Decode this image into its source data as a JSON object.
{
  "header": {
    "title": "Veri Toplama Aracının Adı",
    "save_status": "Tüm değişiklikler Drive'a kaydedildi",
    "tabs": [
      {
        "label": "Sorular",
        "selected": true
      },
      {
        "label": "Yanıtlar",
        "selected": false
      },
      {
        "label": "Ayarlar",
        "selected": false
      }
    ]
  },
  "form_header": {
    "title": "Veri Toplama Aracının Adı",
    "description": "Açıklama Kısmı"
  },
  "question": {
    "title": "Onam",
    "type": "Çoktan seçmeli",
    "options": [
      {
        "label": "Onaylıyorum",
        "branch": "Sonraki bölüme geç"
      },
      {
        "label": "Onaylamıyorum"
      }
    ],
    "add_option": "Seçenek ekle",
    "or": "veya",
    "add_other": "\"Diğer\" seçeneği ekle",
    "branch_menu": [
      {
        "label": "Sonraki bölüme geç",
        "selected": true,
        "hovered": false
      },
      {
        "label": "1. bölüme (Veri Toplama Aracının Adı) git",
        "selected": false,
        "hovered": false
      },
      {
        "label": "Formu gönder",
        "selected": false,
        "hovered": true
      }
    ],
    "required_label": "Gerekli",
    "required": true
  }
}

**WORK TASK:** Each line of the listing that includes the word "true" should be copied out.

**REPLY:**
        "selected": true
        "selected": true,
        "hovered": true
    "required": true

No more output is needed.